  • I would say the PSVITA is a bit of a troll - comparing the sales of a handheld that is essentially new vs. the 3DS which has been around now for at least 4 or 5 years now - however it seems to be a foregone conclusion that handheld consoles in general are dying and Sony is fighting a losing battle with this one. That said, the PSVITA really is a very, very nice handheld. I was quite impressed with the graphics and speed when I played with one but like most people I doubt I'd actually buy one.
    Reply
  • Nintendo Maniac 64
    I would say the PSVITA is a bit of a troll - comparing the sales of a handheld that is essentially new vs. the 3DS which has been around now for at least 4 or 5 years now
    3DS has only been around for just under 2 years...
    Reply
  • Orion1024

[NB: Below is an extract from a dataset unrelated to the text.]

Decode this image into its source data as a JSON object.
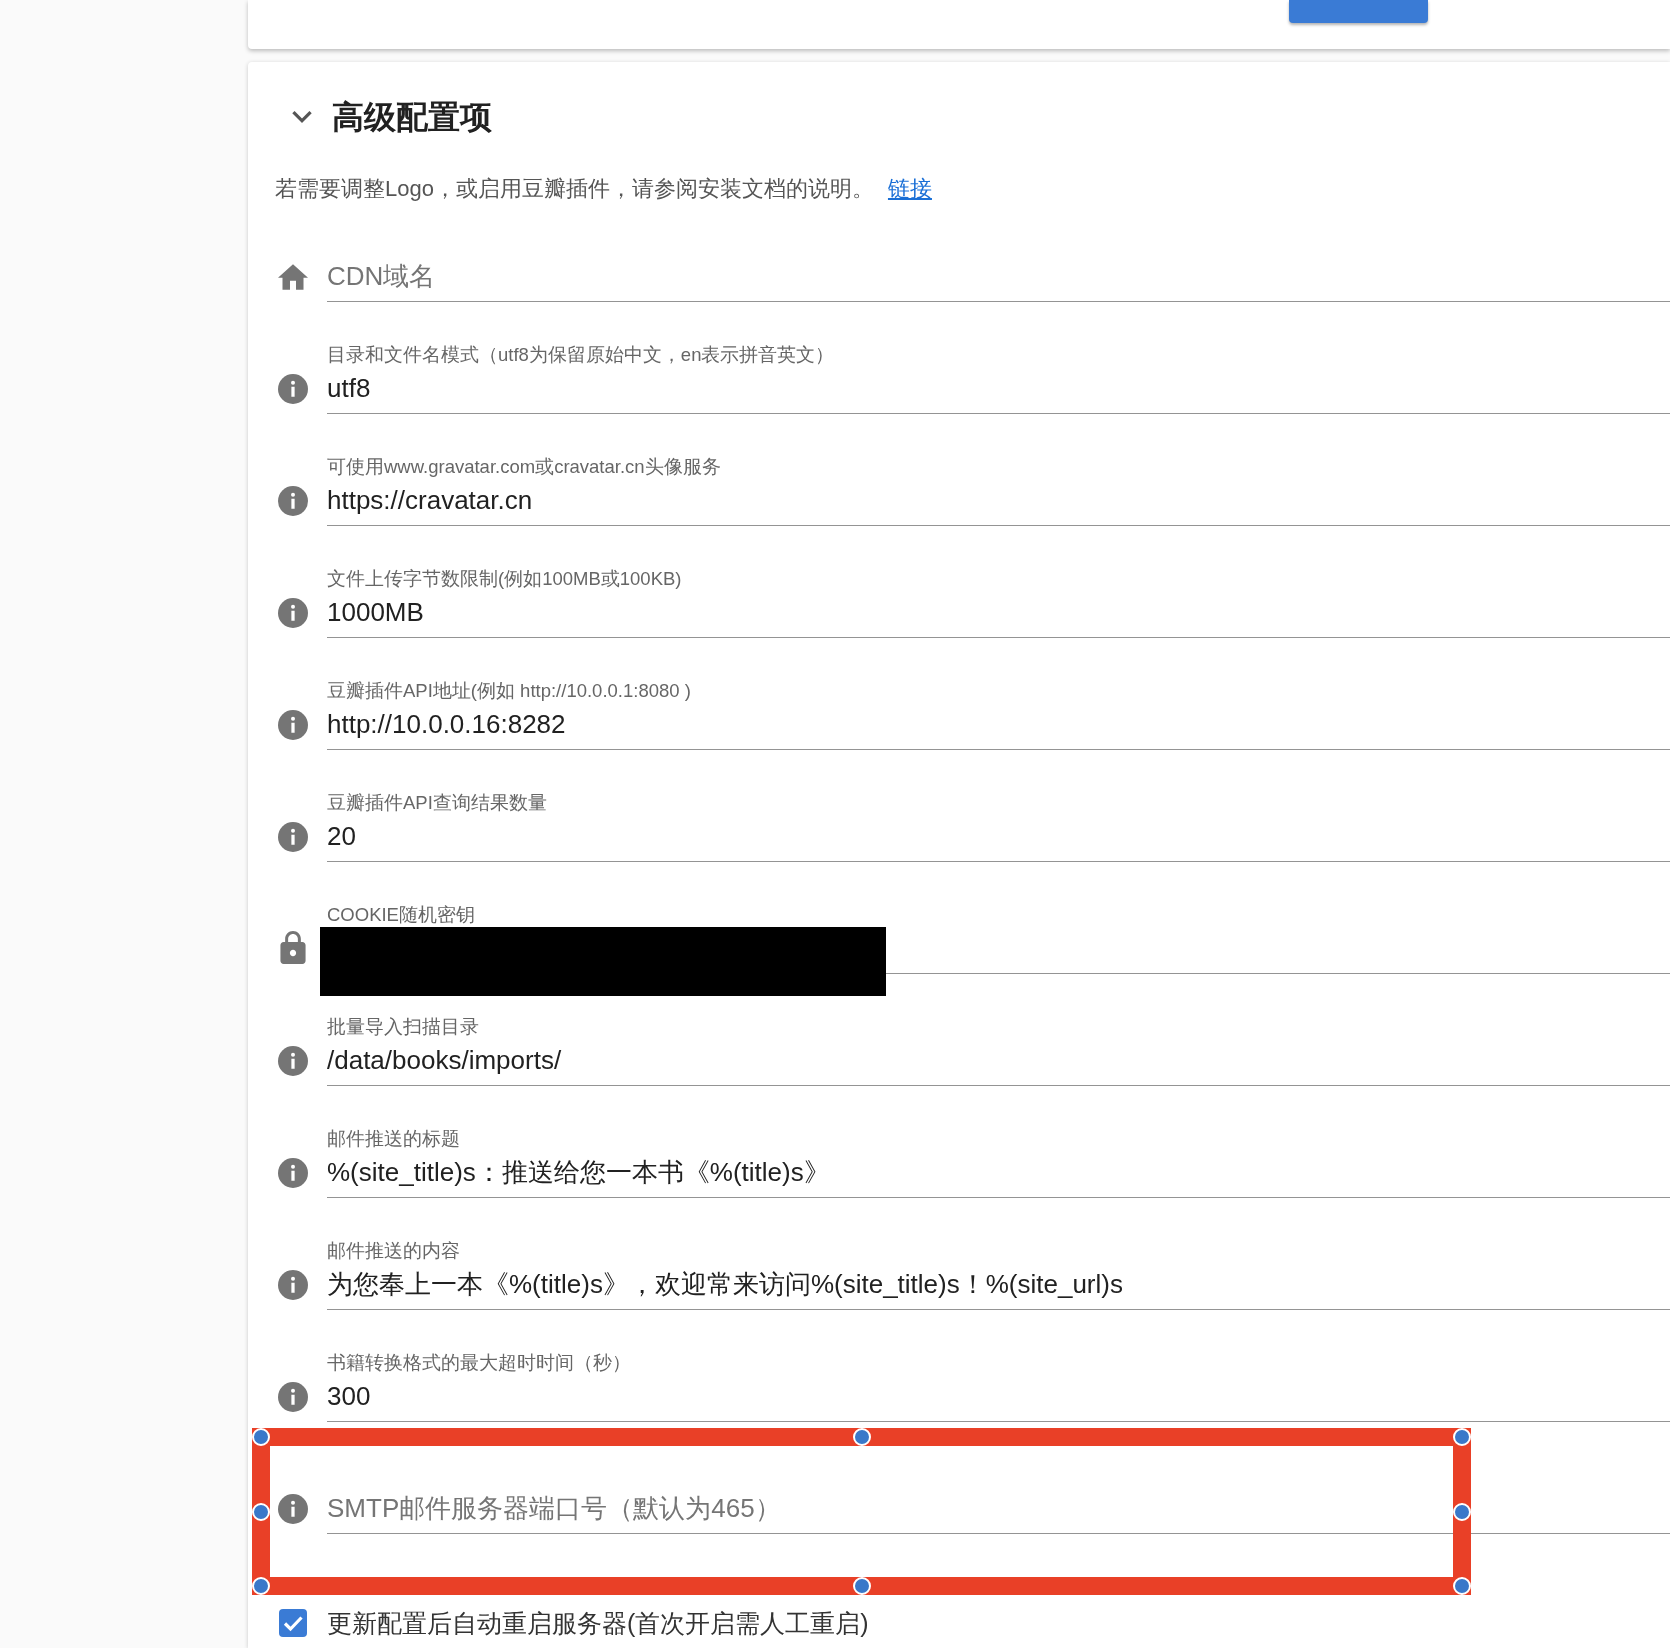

    What...no NUON? That's one of the biggest failures in gaming history (but one of the favorites in my collection). It's not strictly a console, but games were a major selling point. Jaguar was a decent system with some great games that rarely get mentioned, like Rayman or Power Drive Rally. The only real stinker in this list (from what I've owned) is the Game.com. It's OS would crash frequently and the games sucked. However, the final revision of this handheld was smaller and did feature a built-in LED light for the screen...FWIW.
    Reply
  • amuffin
    All those knockoff ones too!
    Reply
  • Hellbound
    Funny thing is I have most of those consoles..lol
    Reply
  • silverblue
    Anybody remember the Barcode Battler or the Watara/Quickshot Supervision? :)
    Reply